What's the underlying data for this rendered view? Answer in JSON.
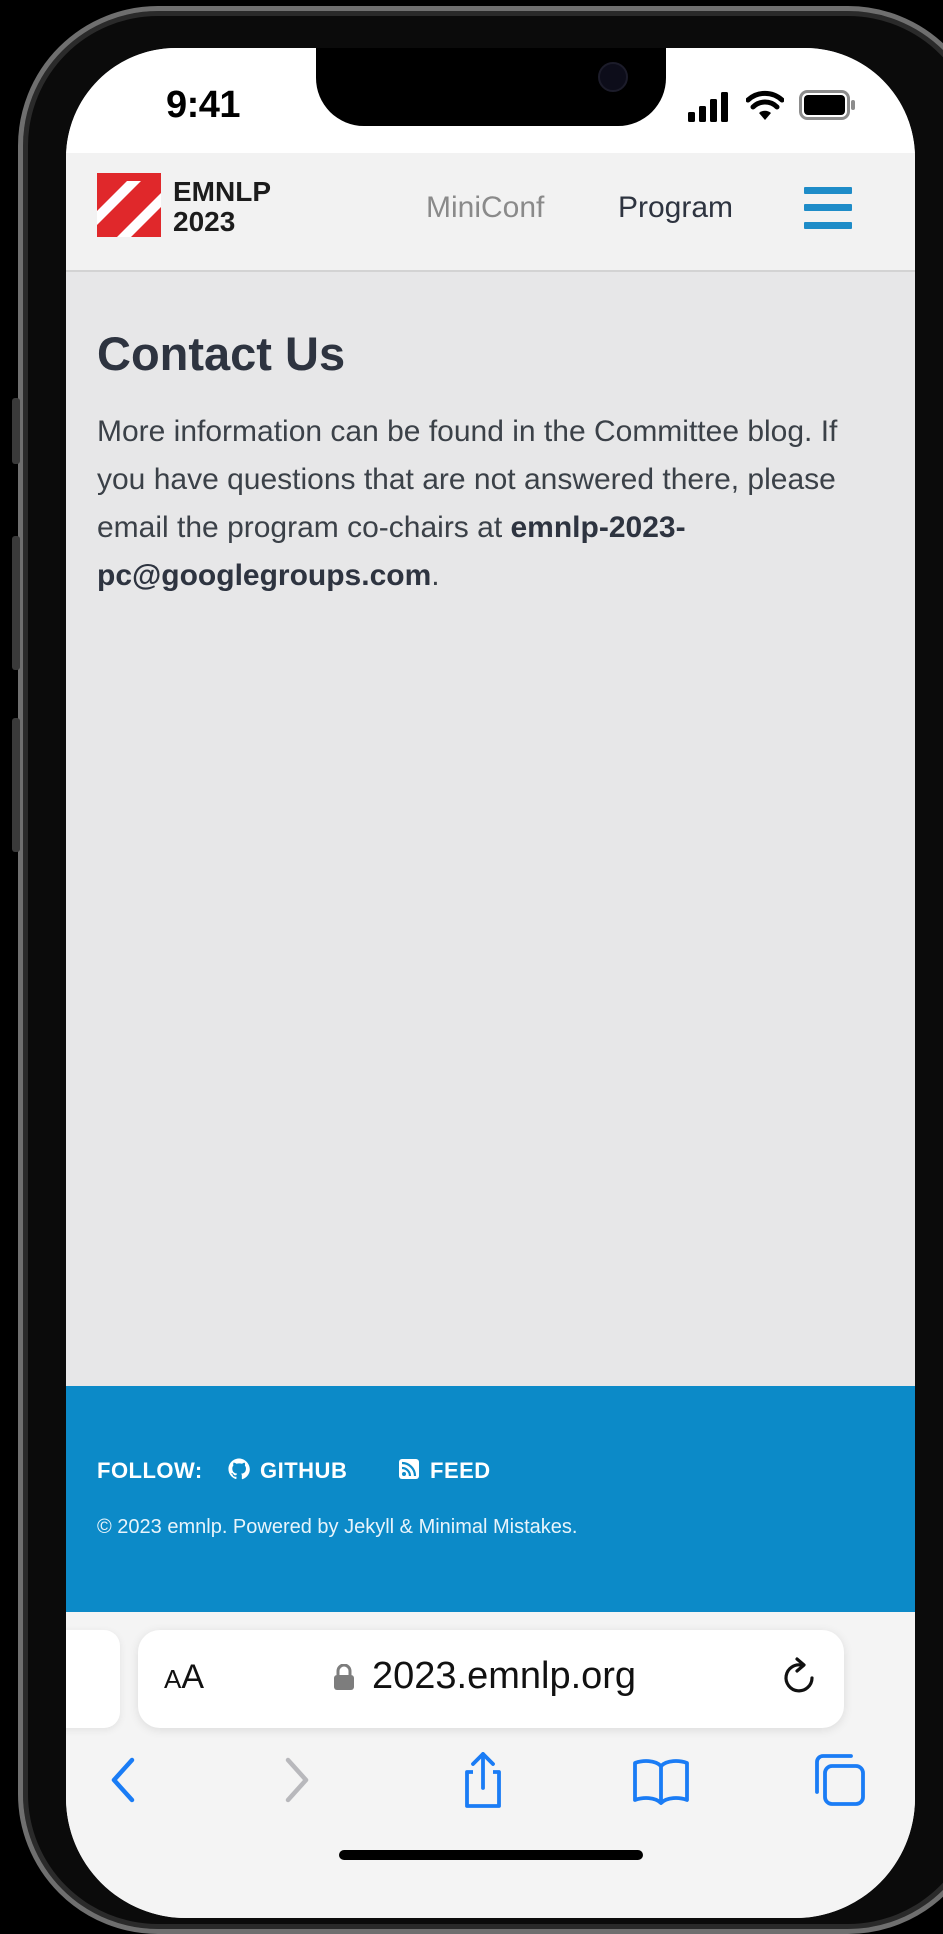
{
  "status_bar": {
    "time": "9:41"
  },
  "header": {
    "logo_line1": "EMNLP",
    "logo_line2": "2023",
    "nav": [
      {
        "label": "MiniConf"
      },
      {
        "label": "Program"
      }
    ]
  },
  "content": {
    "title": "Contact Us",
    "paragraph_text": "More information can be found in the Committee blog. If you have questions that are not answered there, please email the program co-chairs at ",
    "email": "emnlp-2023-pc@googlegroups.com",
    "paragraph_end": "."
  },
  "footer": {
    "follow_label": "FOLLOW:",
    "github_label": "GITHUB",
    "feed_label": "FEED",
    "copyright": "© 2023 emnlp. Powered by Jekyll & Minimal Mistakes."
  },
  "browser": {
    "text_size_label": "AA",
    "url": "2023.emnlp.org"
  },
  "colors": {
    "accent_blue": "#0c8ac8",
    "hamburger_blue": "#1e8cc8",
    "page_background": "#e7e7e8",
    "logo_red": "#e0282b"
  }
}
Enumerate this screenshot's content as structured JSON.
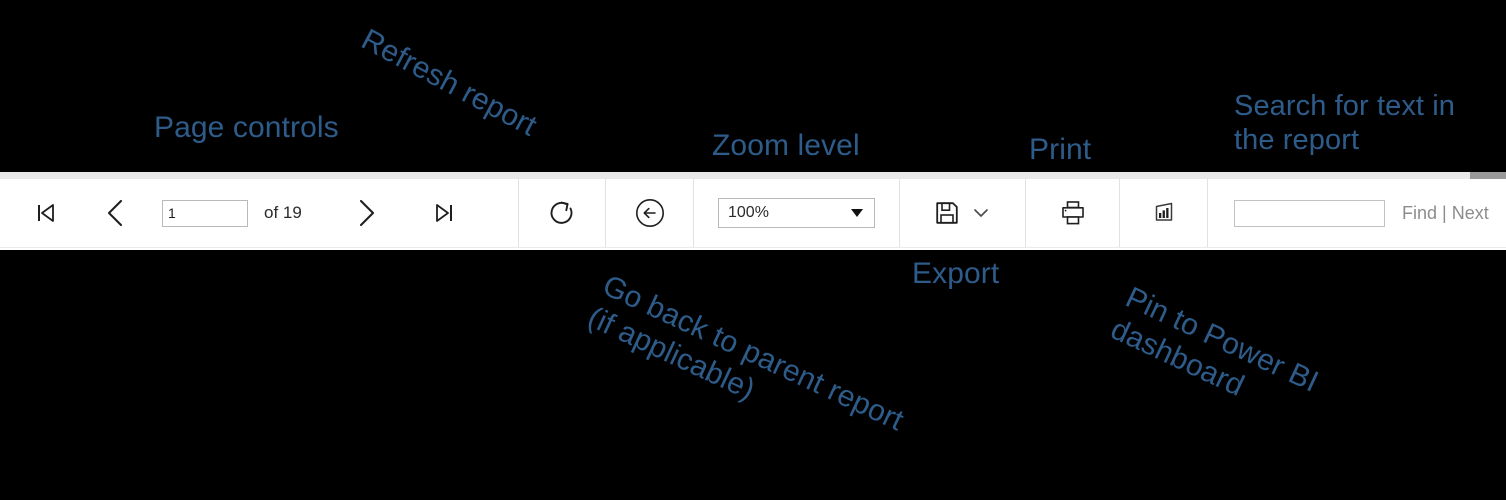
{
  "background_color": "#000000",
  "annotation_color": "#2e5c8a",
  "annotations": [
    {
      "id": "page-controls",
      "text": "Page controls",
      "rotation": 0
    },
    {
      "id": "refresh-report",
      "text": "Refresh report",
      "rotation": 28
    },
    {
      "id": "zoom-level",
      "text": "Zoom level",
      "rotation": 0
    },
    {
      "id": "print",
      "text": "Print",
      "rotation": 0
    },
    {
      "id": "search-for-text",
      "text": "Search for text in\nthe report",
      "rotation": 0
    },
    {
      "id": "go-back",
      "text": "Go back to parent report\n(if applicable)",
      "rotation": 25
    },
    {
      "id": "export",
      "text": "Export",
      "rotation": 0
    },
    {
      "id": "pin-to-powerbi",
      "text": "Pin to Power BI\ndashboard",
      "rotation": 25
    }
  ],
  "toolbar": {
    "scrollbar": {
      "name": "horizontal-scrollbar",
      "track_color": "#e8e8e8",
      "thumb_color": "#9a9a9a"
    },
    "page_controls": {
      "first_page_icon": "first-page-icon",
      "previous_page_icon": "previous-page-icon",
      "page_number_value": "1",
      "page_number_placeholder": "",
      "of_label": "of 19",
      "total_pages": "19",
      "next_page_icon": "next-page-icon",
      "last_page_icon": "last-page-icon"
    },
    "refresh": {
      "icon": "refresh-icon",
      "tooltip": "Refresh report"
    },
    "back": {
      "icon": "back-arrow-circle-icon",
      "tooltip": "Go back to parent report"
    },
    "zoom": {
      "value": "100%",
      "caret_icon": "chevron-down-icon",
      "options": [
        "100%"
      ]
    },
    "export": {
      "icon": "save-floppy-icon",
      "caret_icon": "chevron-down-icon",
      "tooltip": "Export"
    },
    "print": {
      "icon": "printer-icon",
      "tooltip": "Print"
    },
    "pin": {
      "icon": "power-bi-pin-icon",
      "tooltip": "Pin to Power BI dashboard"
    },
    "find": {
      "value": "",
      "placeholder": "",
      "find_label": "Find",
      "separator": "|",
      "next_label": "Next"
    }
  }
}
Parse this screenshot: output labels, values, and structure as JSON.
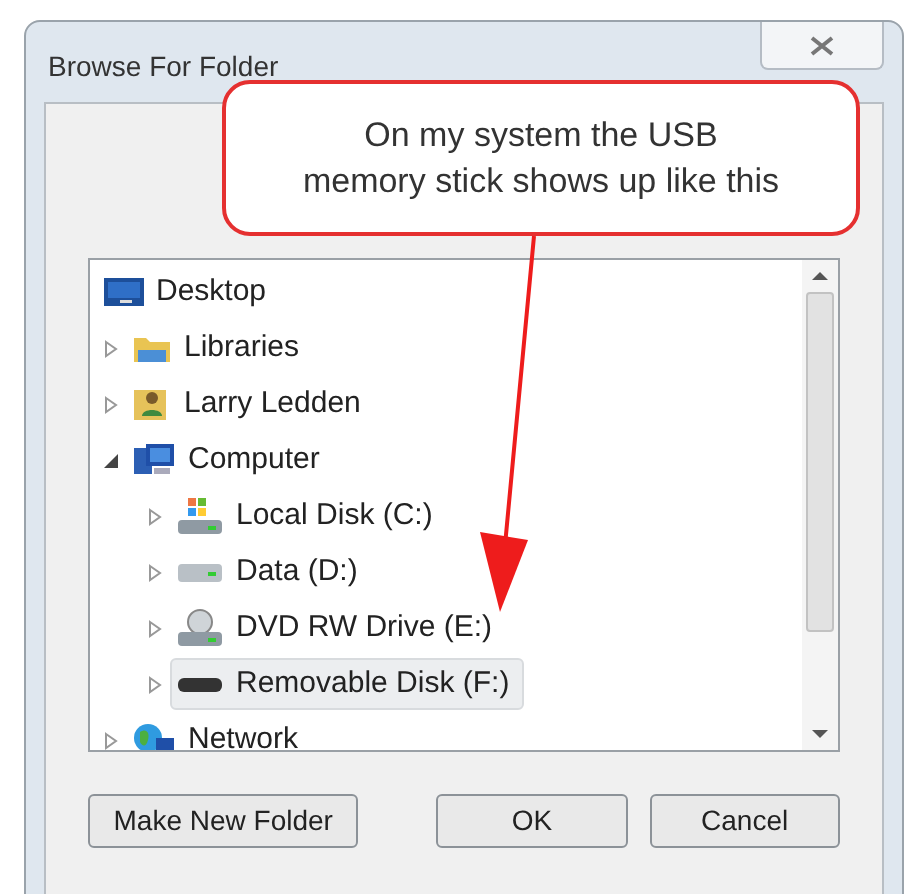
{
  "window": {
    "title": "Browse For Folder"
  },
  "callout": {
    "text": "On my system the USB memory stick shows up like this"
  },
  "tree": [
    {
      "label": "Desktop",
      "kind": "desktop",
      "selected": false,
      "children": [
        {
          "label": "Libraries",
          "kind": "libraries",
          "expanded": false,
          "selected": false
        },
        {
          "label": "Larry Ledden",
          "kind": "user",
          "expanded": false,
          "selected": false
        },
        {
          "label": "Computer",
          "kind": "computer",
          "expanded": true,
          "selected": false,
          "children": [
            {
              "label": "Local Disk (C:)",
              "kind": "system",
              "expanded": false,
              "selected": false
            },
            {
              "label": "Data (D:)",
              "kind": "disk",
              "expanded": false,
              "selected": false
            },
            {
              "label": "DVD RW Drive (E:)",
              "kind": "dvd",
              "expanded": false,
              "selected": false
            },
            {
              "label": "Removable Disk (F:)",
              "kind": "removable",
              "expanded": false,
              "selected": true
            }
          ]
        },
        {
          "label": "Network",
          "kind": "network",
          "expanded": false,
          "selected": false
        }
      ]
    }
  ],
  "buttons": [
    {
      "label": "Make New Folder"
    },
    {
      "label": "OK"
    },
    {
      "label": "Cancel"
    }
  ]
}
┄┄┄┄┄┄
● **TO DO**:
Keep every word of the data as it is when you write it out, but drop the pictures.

● **PROBLEM SOLUTION**:
What's the underlying data for this rendered view? Answer in JSON.
{
  "status_bar": {
    "time": "9:41"
  },
  "header": {
    "logo_line1": "EMNLP",
    "logo_line2": "2023",
    "nav": [
      {
        "label": "MiniConf"
      },
      {
        "label": "Program"
      }
    ]
  },
  "content": {
    "title": "Contact Us",
    "paragraph_text": "More information can be found in the Committee blog. If you have questions that are not answered there, please email the program co-chairs at ",
    "email": "emnlp-2023-pc@googlegroups.com",
    "paragraph_end": "."
  },
  "footer": {
    "follow_label": "FOLLOW:",
    "github_label": "GITHUB",
    "feed_label": "FEED",
    "copyright": "© 2023 emnlp. Powered by Jekyll & Minimal Mistakes."
  },
  "browser": {
    "text_size_label": "AA",
    "url": "2023.emnlp.org"
  },
  "colors": {
    "accent_blue": "#0c8ac8",
    "hamburger_blue": "#1e8cc8",
    "page_background": "#e7e7e8",
    "logo_red": "#e0282b"
  }
}
Enumerate this screenshot's content as structured JSON.
{
  "background_color": "#000000",
  "annotation_color": "#2e5c8a",
  "annotations": [
    {
      "id": "page-controls",
      "text": "Page controls",
      "rotation": 0
    },
    {
      "id": "refresh-report",
      "text": "Refresh report",
      "rotation": 28
    },
    {
      "id": "zoom-level",
      "text": "Zoom level",
      "rotation": 0
    },
    {
      "id": "print",
      "text": "Print",
      "rotation": 0
    },
    {
      "id": "search-for-text",
      "text": "Search for text in\nthe report",
      "rotation": 0
    },
    {
      "id": "go-back",
      "text": "Go back to parent report\n(if applicable)",
      "rotation": 25
    },
    {
      "id": "export",
      "text": "Export",
      "rotation": 0
    },
    {
      "id": "pin-to-powerbi",
      "text": "Pin to Power BI\ndashboard",
      "rotation": 25
    }
  ],
  "toolbar": {
    "scrollbar": {
      "name": "horizontal-scrollbar",
      "track_color": "#e8e8e8",
      "thumb_color": "#9a9a9a"
    },
    "page_controls": {
      "first_page_icon": "first-page-icon",
      "previous_page_icon": "previous-page-icon",
      "page_number_value": "1",
      "page_number_placeholder": "",
      "of_label": "of 19",
      "total_pages": "19",
      "next_page_icon": "next-page-icon",
      "last_page_icon": "last-page-icon"
    },
    "refresh": {
      "icon": "refresh-icon",
      "tooltip": "Refresh report"
    },
    "back": {
      "icon": "back-arrow-circle-icon",
      "tooltip": "Go back to parent report"
    },
    "zoom": {
      "value": "100%",
      "caret_icon": "chevron-down-icon",
      "options": [
        "100%"
      ]
    },
    "export": {
      "icon": "save-floppy-icon",
      "caret_icon": "chevron-down-icon",
      "tooltip": "Export"
    },
    "print": {
      "icon": "printer-icon",
      "tooltip": "Print"
    },
    "pin": {
      "icon": "power-bi-pin-icon",
      "tooltip": "Pin to Power BI dashboard"
    },
    "find": {
      "value": "",
      "placeholder": "",
      "find_label": "Find",
      "separator": "|",
      "next_label": "Next"
    }
  }
}
Parse this screenshot: output labels, values, and structure as JSON.
{
  "window": {
    "title": "Browse For Folder"
  },
  "callout": {
    "text": "On my system the USB memory stick shows up like this"
  },
  "tree": [
    {
      "label": "Desktop",
      "kind": "desktop",
      "selected": false,
      "children": [
        {
          "label": "Libraries",
          "kind": "libraries",
          "expanded": false,
          "selected": false
        },
        {
          "label": "Larry Ledden",
          "kind": "user",
          "expanded": false,
          "selected": false
        },
        {
          "label": "Computer",
          "kind": "computer",
          "expanded": true,
          "selected": false,
          "children": [
            {
              "label": "Local Disk (C:)",
              "kind": "system",
              "expanded": false,
              "selected": false
            },
            {
              "label": "Data (D:)",
              "kind": "disk",
              "expanded": false,
              "selected": false
            },
            {
              "label": "DVD RW Drive (E:)",
              "kind": "dvd",
              "expanded": false,
              "selected": false
            },
            {
              "label": "Removable Disk (F:)",
              "kind": "removable",
              "expanded": false,
              "selected": true
            }
          ]
        },
        {
          "label": "Network",
          "kind": "network",
          "expanded": false,
          "selected": false
        }
      ]
    }
  ],
  "buttons": [
    {
      "label": "Make New Folder"
    },
    {
      "label": "OK"
    },
    {
      "label": "Cancel"
    }
  ]
}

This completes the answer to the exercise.